The coroner is in. Let us regale the tragic tale of the St. Louis Blues.
The skinny: Let’s not kid ourselves here: this series ended the only way it could. St. Louis had a fine team, but they were the clear fourth team in a division that held a three-headed monster at the top of the mountain. Whether they drew Colorado or Vegas, it felt like a matter of time until the inevitable happened.
Sure enough, the deed was done quickly. The Avalanche war machine dominated the series, giving the Blues their first sweep since 2012 and pushing the miracle Stanley Cup run in 2019 further into the distance. So how did this all happen? Let’s go through the three primary factors.
Injuries: It feels like a cheap excuse, but there’s no question injuries played a key part in the Blues’ demise. Chief among them was leading scorer David Perron, who missed the entire series due to being on the NHL’s COVID-19 protocol list. Justin Faulk missed the rest of the series from Game 2 on after a nasty hit from known playoff headhunter Nazem Kadri (Kadri was suspended eight games for the hit, but he is currently in the appealing process). Defensive corps mainstays Vince Dunn, Robert Bortuzzo, and Jake Walman also missed games during the series. Injuries can decimate a team and, against a quality opponent in Colorado, that’s exactly what happened to the Blues.
Stars going silent: It wasn’t much better for the players that were on the ice, either. Captain Ryan O’Reilly, who publicly stated that the Blues would win the series, would end up lambasting his own performance after failing to score in the series. Offensive stalwarts like Brayden Schenn, Jordan Kyrou, and Mike Hoffman would each find the back of the net, but only once apiece. To put the offensive output into perspective, the Blues scored 20 points as a team; the Avalanche’s top line of Gabriel Landeskog, Nathan MacKinnon, and Mikko Rantanen combined for 23. When a single line is dominating the series and running circles around your own stars, you can’t expect to win.
Jordan Binnington: Binnington might not be nervous, but Blues fans might be starting to get that way about their new franchise netminder. Ever since being one of the main catalysts of the Blues’ magical 2019 season and Cup win, he hasn’t won a single playoff game since. After a miserable series where he mustered a 3.59 GAA and .899 save percentage, Binnington has gone 0-9-0 with a .875 save percentage. The most fight he showed against Avs goaltender Philipp Grubauer was trying to start a fight with him after Game 1 (a moment Grubauer would poke fun at after the sweep). Blues fans need to hope he can rebound within the next six seasons of his new contract, or this will be familiar territory for them.

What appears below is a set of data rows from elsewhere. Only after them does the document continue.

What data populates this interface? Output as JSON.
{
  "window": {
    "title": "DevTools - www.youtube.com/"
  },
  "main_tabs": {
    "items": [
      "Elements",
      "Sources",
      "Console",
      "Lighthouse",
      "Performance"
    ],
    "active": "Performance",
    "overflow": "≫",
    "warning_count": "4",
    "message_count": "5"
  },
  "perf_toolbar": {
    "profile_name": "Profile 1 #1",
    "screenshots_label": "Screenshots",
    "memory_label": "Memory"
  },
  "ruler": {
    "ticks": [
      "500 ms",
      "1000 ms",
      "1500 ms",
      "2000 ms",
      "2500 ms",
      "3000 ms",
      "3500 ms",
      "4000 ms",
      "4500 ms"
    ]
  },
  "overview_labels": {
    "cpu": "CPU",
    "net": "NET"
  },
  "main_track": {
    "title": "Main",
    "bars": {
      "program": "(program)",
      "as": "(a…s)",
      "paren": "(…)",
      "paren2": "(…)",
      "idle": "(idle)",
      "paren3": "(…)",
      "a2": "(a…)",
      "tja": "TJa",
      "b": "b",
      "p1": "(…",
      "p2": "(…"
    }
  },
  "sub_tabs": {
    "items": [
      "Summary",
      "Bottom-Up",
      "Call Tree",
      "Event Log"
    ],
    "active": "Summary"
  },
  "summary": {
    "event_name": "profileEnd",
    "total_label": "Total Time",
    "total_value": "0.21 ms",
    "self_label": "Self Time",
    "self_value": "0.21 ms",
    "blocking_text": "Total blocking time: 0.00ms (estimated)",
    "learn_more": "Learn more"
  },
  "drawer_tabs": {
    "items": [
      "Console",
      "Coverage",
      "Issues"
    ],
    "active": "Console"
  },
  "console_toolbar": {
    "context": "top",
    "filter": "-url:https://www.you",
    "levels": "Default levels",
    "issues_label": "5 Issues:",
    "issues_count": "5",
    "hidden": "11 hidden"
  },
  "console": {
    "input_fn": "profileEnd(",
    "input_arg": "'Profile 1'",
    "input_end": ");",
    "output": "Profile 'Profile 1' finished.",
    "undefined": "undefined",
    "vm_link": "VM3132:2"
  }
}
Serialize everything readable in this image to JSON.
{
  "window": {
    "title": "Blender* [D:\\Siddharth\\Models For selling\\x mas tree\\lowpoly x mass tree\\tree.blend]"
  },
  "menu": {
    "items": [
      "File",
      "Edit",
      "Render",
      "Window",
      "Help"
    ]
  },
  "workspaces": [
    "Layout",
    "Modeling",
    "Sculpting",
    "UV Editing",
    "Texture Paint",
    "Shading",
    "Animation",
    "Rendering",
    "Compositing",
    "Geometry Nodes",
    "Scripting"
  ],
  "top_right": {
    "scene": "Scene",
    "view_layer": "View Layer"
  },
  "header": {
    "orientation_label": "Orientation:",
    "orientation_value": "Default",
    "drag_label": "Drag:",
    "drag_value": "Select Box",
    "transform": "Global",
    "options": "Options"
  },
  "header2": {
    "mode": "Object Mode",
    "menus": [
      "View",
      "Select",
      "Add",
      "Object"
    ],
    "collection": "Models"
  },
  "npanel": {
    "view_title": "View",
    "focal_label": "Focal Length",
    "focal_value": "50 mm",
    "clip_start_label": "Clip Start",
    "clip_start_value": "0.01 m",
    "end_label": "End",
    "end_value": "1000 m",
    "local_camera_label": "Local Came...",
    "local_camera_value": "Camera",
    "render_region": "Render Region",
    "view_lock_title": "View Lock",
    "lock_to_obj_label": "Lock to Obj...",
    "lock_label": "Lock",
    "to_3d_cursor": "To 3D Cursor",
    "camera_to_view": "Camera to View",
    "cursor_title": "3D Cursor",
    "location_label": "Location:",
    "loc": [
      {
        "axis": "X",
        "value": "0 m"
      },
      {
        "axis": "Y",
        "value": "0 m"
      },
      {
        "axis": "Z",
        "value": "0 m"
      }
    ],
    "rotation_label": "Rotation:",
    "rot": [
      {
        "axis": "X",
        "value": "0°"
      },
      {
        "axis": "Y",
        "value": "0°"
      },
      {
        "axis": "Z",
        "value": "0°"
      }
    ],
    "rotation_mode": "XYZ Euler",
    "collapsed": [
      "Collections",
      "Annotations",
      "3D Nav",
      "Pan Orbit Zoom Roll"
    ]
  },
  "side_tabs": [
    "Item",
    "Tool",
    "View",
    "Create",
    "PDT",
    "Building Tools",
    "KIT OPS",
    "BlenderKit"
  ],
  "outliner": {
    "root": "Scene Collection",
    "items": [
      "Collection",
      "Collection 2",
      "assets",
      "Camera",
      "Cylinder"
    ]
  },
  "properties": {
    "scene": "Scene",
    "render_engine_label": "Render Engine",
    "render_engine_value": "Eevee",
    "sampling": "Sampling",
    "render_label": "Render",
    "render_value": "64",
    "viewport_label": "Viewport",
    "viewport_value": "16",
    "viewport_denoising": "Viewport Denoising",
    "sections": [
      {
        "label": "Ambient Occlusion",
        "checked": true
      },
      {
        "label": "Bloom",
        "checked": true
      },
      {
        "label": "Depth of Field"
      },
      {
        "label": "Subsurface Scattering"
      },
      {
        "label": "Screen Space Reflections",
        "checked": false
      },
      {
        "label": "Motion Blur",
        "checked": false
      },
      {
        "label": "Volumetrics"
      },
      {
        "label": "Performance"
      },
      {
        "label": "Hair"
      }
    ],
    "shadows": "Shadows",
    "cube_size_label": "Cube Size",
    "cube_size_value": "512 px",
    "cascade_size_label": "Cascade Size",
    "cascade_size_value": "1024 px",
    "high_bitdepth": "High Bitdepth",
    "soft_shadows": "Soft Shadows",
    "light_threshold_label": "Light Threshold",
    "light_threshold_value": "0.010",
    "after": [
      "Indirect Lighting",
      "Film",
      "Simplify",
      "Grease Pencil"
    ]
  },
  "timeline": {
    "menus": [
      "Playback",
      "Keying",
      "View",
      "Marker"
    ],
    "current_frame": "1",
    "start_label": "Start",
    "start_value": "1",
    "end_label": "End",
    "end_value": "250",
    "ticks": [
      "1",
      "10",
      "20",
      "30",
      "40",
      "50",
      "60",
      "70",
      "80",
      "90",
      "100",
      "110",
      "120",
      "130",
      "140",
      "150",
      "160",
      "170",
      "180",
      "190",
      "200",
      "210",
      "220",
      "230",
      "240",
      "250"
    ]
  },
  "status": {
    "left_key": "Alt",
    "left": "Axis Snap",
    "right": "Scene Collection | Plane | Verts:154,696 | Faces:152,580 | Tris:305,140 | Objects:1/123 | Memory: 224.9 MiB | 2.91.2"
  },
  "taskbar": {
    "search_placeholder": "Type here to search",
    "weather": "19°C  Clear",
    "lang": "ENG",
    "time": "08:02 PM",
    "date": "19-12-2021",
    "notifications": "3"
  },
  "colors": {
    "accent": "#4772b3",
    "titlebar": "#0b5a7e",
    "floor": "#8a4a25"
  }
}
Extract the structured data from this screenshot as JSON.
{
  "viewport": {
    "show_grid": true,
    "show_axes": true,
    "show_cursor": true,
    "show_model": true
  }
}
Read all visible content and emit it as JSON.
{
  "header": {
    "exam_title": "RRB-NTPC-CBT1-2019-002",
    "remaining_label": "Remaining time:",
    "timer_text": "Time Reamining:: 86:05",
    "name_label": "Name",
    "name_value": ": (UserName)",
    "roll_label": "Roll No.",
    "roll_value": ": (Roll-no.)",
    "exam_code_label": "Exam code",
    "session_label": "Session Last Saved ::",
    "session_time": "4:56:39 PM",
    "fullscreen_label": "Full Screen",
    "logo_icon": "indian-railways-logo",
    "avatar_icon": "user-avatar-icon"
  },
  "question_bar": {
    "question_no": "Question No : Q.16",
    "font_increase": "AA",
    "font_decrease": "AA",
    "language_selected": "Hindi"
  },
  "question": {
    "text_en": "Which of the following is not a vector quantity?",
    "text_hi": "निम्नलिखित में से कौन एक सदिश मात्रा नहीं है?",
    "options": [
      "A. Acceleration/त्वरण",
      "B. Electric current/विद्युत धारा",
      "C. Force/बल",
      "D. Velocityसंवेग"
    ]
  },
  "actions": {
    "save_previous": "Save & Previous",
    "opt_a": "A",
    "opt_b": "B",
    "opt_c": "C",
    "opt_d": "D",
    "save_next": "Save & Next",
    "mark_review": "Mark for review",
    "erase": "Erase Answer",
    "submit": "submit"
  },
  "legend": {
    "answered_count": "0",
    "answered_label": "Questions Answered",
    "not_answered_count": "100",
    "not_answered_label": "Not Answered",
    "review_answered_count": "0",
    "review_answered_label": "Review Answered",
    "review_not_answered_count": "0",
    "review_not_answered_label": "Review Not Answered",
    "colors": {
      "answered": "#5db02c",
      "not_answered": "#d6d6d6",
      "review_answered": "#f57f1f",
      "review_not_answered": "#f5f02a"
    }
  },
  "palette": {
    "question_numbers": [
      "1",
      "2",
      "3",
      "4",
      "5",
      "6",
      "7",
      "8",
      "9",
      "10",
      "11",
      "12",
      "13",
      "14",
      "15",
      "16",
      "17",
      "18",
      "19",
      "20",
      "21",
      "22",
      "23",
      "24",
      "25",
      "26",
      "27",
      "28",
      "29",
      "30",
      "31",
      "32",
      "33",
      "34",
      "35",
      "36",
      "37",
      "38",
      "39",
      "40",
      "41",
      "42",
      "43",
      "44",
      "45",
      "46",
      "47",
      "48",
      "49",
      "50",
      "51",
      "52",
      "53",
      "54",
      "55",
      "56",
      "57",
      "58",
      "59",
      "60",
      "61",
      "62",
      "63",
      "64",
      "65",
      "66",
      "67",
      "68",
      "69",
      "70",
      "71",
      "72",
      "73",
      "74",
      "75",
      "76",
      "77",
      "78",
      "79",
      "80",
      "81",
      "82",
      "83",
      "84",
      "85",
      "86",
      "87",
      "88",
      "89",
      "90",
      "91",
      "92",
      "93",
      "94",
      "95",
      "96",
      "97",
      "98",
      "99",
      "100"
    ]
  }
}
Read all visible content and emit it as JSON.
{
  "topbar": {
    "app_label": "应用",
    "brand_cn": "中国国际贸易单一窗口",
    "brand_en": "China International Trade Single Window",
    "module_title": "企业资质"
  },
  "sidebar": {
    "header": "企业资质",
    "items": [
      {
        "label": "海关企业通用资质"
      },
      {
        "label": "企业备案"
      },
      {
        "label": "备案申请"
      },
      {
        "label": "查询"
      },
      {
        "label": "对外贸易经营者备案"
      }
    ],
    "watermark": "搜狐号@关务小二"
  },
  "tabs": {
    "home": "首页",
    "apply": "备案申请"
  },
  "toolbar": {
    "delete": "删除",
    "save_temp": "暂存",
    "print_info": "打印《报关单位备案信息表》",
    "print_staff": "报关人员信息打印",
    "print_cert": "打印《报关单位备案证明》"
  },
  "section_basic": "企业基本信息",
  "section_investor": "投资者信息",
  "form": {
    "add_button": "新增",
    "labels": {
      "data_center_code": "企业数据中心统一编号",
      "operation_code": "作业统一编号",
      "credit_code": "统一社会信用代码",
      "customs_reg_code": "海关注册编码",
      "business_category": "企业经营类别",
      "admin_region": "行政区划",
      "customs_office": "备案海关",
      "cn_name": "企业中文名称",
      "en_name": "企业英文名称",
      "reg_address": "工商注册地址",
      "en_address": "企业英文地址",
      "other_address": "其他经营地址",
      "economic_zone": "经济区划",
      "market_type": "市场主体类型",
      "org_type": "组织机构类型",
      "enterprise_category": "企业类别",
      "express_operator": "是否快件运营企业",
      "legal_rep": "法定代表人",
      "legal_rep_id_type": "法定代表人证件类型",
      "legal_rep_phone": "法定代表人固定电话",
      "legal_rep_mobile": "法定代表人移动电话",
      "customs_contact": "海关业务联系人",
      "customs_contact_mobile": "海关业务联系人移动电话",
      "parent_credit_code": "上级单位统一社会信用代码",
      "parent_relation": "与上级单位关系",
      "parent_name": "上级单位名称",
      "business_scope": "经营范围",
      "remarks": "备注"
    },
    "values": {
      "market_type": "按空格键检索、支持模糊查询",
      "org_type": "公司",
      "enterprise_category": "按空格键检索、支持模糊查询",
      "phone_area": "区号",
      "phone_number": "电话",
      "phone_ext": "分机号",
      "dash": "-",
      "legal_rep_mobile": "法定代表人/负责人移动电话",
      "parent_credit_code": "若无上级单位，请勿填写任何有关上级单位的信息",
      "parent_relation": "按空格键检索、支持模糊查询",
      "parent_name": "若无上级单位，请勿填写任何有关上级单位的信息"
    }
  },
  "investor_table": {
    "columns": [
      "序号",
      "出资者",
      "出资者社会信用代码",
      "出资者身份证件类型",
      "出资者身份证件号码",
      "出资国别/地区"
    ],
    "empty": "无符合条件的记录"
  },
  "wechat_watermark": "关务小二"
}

The crystal ball: You can’t expect a humiliating defeat like this to pass by without some changes, and the Blues are in the mix to do just that. Mike Hoffman will parlay his season into a contract with a Cup contender. Jaden Schwartz and Tyler Bozak have likely played their final games in Blues uniforms as well. Dunn could be an attractive candidate to be selected by Seattle in the expansion draft, with the hopes of him becoming their version of Nate Schmidt. It wouldn’t be much, but it would give the Blues a chance to get their roster in order and bring in some new blood (ahem, Scott Perunovich, ahem).
However, there is a massive question that can be asked: what will the Blues do about Vladimir Tarasenko? Sure, the Russian winger still has his offensive chops (he got both of the Blues’ goals in Game 4), but he’s only played 34 games over the last two seasons. The best ability is availability, and Tarasenko hasn’t been successful in that department recently. They could conceivably put him up in the Expansion Draft, or open him up to trade to see if someone will take a shot. It would be a massive shakeup to the Blues roster, but maybe that’s what they need.
2 thoughts on “Postseason Postmortem: St. Louis Blues”
Only one thing left to do as a Rangers fan.
Come back of the century Go Habs Go!!